Haase and MacAnley said their teams spent several months ahead of time learning about each other, how big the unmanned systems were, how they could be stored aboard the RFA ship, whether the UUVs’ lithium-ion batteries could be safely stored, whether the ship had the right kind of fuel for American helicopters and boats, and so on. Despite the detailed planning, both officers said they still found themselves zip-tying additional antennas to the ship to support communications and facing a few surprises when they finally headed out to sea together in Norfolk.
“There were still moments where it was time to lift this one piece that had to be lifted, but now we realized it would need to be turned, and then the clearances were a little closer than we thought but still safe, and the ship’s boatswain was out there checking the wind as we were going and you had to keep your eye on the seas,” Haase said with a chuckle.
“That’s the point of an experiment: you’re going to learn things you hadn’t encountered before, and the ship was just unbelievably proficient and helpful when we came to that moment where we weren’t sure – because we don’t use the cranes like that, we’re not as skilled at maneuvering around the deck as they are – we weren’t sure, hey is this going to work?
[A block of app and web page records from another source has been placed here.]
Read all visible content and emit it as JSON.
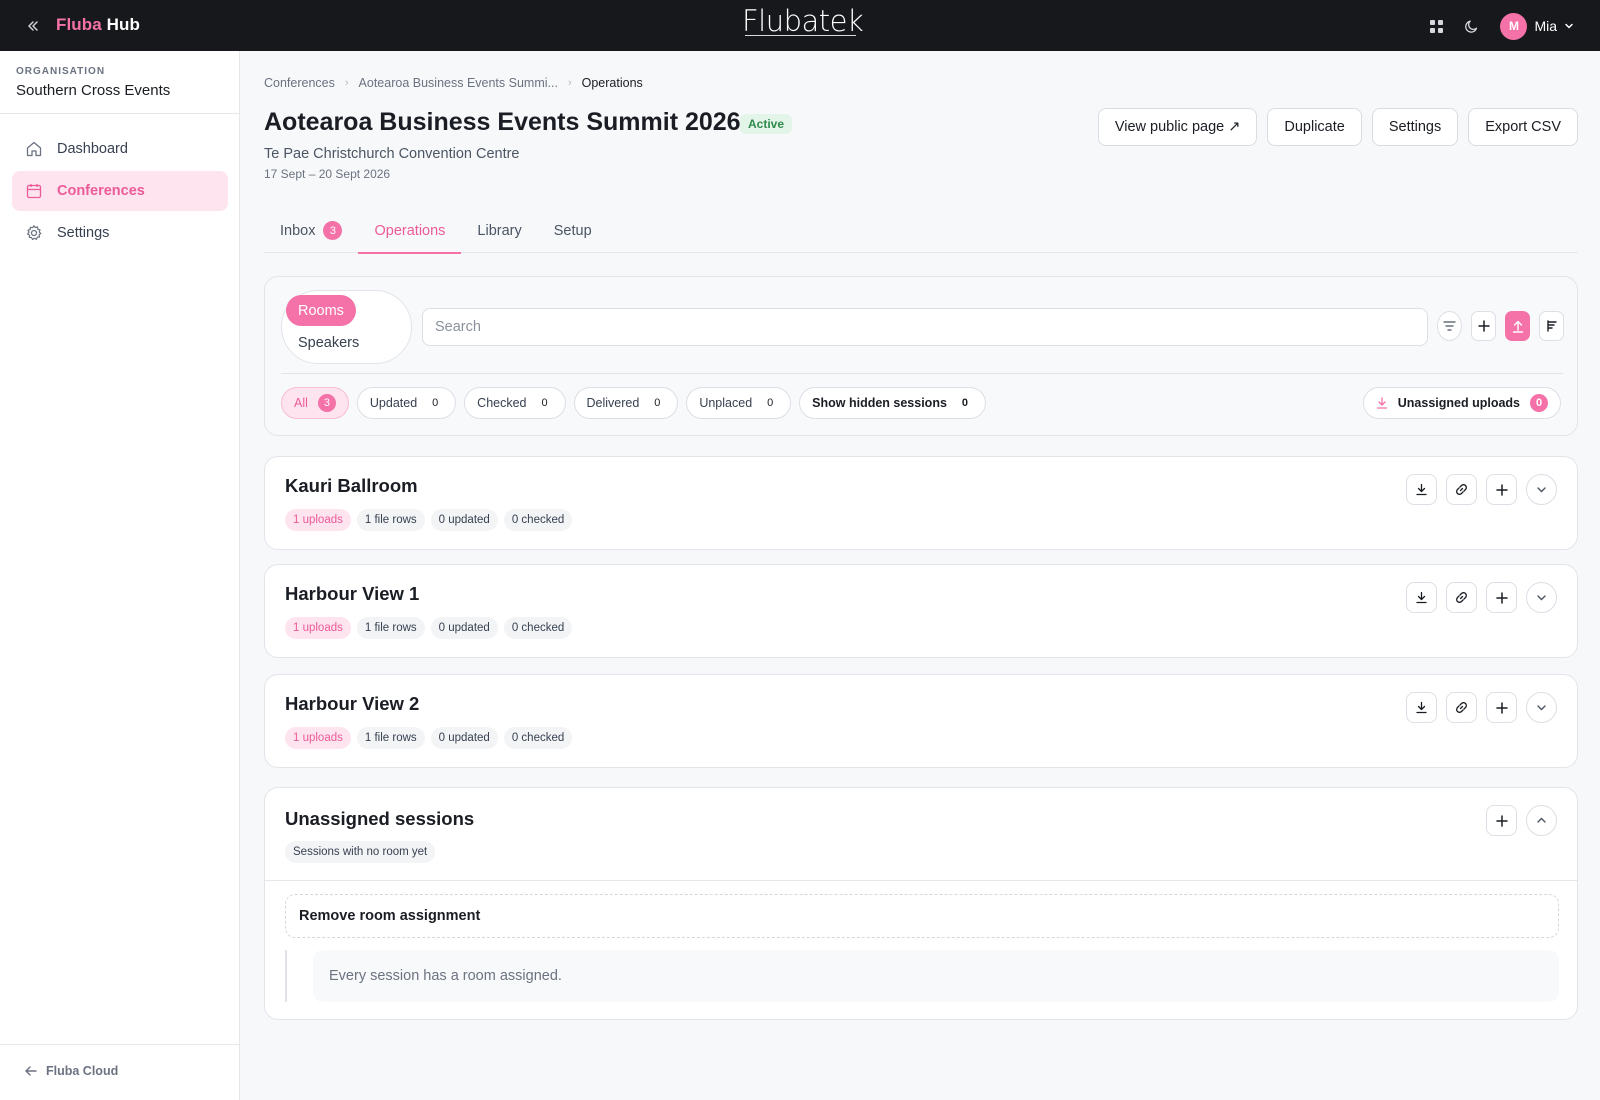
{
  "app": {
    "brand_part1": "Fluba",
    "brand_part2": "Hub",
    "logo_text": "Flubatek"
  },
  "user": {
    "initial": "M",
    "name": "Mia"
  },
  "sidebar": {
    "org_label": "ORGANISATION",
    "org_name": "Southern Cross Events",
    "items": [
      {
        "label": "Dashboard",
        "icon": "home-icon"
      },
      {
        "label": "Conferences",
        "icon": "calendar-icon",
        "active": true
      },
      {
        "label": "Settings",
        "icon": "gear-icon"
      }
    ],
    "footer_link": "Fluba Cloud"
  },
  "breadcrumb": [
    "Conferences",
    "Aotearoa Business Events Summi...",
    "Operations"
  ],
  "event": {
    "title": "Aotearoa Business Events Summit 2026",
    "status": "Active",
    "venue": "Te Pae Christchurch Convention Centre",
    "dates": "17 Sept – 20 Sept 2026"
  },
  "header_actions": [
    "View public page ↗",
    "Duplicate",
    "Settings",
    "Export CSV"
  ],
  "tabs": [
    {
      "label": "Inbox",
      "count": "3"
    },
    {
      "label": "Operations",
      "active": true
    },
    {
      "label": "Library"
    },
    {
      "label": "Setup"
    }
  ],
  "view_toggle": {
    "active": "Rooms",
    "other": "Speakers"
  },
  "search": {
    "placeholder": "Search",
    "value": ""
  },
  "filters": [
    {
      "label": "All",
      "count": "3",
      "active": true
    },
    {
      "label": "Updated",
      "count": "0"
    },
    {
      "label": "Checked",
      "count": "0"
    },
    {
      "label": "Delivered",
      "count": "0"
    },
    {
      "label": "Unplaced",
      "count": "0"
    },
    {
      "label": "Show hidden sessions",
      "count": "0"
    }
  ],
  "unassigned_uploads": {
    "label": "Unassigned uploads",
    "count": "0"
  },
  "rooms": [
    {
      "name": "Kauri Ballroom",
      "stats": [
        "1 uploads",
        "1 file rows",
        "0 updated",
        "0 checked"
      ]
    },
    {
      "name": "Harbour View 1",
      "stats": [
        "1 uploads",
        "1 file rows",
        "0 updated",
        "0 checked"
      ]
    },
    {
      "name": "Harbour View 2",
      "stats": [
        "1 uploads",
        "1 file rows",
        "0 updated",
        "0 checked"
      ]
    }
  ],
  "unassigned_sessions": {
    "title": "Unassigned sessions",
    "subtitle": "Sessions with no room yet",
    "remove_label": "Remove room assignment",
    "empty_text": "Every session has a room assigned."
  },
  "colors": {
    "accent": "#f472a8",
    "topbar": "#17181c",
    "success": "#2f8a4b"
  }
}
And their boatswain would step in, and be like, I’d bet every paycheck I’ve ever had, this is going to work like a champ. We’re like, Boats, you got it. if you’re sure, we’re sure.”
“I would work with the RFA again in a heartbeat,” Haase added.